Records excerpted from a collection:
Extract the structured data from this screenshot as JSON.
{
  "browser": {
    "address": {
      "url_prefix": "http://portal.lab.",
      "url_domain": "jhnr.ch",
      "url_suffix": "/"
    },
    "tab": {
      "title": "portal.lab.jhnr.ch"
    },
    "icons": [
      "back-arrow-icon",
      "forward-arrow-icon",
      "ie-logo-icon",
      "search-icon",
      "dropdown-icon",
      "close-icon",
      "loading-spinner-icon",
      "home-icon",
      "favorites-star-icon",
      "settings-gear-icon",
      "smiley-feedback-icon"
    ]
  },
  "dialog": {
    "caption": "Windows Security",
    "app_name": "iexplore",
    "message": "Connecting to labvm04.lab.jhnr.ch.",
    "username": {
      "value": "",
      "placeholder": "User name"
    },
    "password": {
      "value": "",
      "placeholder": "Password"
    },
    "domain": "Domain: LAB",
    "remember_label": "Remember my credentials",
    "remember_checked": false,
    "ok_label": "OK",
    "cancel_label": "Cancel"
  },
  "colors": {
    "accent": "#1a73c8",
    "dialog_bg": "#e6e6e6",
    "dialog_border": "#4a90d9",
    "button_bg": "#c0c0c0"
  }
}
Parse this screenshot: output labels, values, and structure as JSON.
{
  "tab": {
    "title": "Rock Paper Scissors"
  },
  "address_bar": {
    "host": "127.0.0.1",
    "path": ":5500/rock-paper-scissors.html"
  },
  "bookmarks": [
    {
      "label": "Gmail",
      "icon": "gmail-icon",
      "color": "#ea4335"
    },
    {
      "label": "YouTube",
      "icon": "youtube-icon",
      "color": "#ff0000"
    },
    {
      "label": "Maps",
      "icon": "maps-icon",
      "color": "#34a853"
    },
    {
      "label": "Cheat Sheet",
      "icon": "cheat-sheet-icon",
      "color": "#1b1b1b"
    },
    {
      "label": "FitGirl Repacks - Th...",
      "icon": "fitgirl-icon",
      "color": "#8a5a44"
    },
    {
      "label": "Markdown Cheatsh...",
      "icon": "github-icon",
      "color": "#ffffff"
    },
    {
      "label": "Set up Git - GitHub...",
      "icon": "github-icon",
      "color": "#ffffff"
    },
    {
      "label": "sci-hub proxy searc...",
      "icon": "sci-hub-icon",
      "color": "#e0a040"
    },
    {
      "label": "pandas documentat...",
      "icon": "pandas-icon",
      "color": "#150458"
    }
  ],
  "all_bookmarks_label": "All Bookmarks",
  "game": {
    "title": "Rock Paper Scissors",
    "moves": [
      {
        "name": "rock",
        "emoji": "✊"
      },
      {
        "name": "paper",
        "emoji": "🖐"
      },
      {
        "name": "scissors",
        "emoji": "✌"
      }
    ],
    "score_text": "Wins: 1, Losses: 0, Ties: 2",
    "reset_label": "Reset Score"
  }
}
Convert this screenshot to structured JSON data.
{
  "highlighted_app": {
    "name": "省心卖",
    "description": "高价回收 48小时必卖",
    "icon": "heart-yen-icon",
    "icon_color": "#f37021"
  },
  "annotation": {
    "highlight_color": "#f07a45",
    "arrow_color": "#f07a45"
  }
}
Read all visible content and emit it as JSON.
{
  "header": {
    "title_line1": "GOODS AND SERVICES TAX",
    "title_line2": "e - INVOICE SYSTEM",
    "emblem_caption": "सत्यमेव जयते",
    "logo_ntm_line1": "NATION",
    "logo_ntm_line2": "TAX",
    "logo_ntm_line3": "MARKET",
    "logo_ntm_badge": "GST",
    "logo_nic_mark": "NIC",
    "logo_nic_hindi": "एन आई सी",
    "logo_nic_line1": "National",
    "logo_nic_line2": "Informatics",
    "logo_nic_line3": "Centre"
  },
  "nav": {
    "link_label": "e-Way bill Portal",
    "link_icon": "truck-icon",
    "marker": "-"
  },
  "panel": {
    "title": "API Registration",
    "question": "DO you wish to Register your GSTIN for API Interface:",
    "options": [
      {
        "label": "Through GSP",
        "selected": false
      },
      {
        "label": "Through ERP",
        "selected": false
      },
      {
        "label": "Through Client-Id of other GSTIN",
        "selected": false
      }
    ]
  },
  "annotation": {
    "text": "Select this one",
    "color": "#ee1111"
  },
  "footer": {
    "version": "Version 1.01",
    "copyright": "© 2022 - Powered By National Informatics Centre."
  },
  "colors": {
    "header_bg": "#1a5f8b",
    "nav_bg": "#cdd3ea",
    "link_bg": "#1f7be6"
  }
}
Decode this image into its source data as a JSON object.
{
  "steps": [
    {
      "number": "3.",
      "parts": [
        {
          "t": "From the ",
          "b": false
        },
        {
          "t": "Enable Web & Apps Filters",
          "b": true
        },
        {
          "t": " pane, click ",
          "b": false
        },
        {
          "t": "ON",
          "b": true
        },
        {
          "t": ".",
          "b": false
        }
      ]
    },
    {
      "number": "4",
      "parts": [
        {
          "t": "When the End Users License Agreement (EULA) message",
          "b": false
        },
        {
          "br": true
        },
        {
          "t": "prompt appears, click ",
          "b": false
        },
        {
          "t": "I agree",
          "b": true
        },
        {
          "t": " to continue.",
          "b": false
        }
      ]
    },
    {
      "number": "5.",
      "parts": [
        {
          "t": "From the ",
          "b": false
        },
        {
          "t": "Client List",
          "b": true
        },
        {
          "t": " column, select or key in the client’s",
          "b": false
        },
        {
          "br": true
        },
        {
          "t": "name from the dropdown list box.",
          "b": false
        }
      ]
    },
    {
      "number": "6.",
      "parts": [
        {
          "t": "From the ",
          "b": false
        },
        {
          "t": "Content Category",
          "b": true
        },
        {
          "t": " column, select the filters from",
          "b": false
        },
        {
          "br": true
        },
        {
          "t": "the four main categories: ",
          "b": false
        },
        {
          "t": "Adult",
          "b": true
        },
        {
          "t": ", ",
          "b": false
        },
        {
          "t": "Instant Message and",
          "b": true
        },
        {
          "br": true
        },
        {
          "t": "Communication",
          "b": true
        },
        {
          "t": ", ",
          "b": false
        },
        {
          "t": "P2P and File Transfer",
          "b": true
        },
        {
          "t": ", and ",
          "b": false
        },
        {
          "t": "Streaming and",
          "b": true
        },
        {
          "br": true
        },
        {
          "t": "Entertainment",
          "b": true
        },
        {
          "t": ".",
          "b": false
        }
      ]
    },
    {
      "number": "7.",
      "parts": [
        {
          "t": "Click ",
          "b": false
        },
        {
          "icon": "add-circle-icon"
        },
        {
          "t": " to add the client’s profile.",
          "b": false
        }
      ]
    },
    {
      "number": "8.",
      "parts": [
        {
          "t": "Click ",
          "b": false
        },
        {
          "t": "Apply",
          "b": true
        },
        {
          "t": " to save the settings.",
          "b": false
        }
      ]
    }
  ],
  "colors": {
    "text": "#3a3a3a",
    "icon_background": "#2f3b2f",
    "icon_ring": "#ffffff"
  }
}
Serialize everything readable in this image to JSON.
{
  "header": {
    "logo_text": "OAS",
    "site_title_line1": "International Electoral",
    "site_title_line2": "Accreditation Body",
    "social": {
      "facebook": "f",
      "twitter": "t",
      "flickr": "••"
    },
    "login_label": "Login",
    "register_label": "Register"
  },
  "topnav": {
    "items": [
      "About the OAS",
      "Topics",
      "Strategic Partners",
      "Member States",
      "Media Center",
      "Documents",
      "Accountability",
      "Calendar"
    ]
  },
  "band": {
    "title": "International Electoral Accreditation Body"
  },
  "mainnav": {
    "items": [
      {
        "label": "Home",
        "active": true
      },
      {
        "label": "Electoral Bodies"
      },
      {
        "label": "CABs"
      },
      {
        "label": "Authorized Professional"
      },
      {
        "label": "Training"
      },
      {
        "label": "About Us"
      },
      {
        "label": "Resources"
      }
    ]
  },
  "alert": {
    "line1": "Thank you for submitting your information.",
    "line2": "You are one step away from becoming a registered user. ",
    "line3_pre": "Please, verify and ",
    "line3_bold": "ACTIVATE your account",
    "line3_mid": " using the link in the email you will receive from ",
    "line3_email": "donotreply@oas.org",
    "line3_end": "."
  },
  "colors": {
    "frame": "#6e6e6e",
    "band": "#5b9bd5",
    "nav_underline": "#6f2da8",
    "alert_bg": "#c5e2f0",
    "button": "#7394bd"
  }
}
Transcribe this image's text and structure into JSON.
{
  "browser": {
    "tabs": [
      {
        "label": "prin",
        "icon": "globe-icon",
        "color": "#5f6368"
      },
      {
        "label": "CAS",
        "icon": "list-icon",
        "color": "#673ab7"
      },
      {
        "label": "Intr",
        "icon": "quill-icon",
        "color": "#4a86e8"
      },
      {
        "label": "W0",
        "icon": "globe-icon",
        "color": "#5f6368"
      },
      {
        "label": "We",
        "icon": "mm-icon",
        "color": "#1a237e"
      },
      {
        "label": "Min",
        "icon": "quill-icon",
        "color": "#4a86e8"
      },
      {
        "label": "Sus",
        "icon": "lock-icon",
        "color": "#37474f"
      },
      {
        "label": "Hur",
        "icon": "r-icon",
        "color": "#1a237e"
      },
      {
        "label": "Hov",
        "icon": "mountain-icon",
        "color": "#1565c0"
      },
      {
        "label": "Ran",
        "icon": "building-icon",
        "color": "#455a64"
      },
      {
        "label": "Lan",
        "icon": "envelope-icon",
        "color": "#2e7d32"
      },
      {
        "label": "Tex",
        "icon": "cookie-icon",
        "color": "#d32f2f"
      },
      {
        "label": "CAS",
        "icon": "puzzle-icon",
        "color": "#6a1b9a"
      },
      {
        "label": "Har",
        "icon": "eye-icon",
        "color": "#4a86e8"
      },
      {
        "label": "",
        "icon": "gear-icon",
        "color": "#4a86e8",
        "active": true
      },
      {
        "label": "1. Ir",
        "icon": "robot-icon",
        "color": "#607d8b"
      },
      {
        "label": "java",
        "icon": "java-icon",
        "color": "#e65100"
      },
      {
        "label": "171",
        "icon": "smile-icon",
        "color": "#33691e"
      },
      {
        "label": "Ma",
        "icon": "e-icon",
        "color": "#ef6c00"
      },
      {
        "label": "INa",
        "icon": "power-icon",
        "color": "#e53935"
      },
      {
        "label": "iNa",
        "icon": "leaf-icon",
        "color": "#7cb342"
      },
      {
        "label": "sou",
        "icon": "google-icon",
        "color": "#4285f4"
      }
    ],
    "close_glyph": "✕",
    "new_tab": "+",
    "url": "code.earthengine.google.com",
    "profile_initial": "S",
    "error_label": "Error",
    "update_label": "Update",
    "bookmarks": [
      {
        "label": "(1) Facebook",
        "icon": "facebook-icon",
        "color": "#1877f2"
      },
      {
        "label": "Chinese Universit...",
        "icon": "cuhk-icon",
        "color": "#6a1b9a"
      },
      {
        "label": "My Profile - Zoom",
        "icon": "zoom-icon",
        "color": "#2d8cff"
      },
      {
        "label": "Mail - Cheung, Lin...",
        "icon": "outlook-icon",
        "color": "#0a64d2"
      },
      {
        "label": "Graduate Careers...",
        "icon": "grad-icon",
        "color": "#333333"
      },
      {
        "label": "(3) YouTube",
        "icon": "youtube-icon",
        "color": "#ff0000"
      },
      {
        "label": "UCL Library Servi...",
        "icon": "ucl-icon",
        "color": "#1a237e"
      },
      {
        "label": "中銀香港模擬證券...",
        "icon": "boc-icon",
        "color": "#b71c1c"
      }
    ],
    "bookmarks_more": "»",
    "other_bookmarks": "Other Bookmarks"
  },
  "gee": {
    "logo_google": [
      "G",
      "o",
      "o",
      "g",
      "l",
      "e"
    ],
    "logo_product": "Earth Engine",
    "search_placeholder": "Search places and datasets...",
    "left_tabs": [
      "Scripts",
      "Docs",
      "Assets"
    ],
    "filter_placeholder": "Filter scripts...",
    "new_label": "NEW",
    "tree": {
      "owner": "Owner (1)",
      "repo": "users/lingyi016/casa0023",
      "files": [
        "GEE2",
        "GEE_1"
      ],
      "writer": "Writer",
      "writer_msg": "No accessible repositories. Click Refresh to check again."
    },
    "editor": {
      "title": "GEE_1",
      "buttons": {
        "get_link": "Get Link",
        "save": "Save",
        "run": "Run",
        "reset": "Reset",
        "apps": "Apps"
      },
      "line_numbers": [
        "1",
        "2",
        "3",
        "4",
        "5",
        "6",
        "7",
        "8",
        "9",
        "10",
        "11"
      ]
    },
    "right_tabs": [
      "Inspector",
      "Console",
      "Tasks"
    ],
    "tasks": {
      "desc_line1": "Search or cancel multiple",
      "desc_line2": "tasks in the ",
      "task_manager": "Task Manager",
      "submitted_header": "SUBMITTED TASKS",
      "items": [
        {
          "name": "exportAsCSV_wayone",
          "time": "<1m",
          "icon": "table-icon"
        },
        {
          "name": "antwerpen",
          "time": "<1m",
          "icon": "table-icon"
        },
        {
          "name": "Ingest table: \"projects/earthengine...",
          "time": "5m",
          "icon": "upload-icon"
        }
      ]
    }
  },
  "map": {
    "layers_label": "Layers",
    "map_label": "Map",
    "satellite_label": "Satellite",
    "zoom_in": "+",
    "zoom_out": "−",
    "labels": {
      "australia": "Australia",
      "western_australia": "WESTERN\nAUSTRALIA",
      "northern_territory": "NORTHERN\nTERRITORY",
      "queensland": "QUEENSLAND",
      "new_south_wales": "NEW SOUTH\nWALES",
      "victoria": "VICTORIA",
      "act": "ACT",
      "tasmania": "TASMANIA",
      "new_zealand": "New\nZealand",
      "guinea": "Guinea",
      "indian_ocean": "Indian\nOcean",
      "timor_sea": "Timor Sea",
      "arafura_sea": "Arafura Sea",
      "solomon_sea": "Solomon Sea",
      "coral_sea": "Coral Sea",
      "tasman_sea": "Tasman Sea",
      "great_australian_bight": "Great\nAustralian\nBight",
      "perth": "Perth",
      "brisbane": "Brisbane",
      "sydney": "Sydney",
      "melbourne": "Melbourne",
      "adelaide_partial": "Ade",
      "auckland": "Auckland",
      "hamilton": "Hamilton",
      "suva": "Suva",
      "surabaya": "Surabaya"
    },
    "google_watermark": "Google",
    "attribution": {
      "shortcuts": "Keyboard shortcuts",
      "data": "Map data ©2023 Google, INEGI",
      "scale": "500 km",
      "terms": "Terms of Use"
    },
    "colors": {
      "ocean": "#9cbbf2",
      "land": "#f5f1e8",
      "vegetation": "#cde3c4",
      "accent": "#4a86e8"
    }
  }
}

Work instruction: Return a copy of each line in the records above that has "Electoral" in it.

Task solution:
    "site_title_line1": "International Electoral",
    "title": "International Electoral Accreditation Body"
        "label": "Electoral Bodies"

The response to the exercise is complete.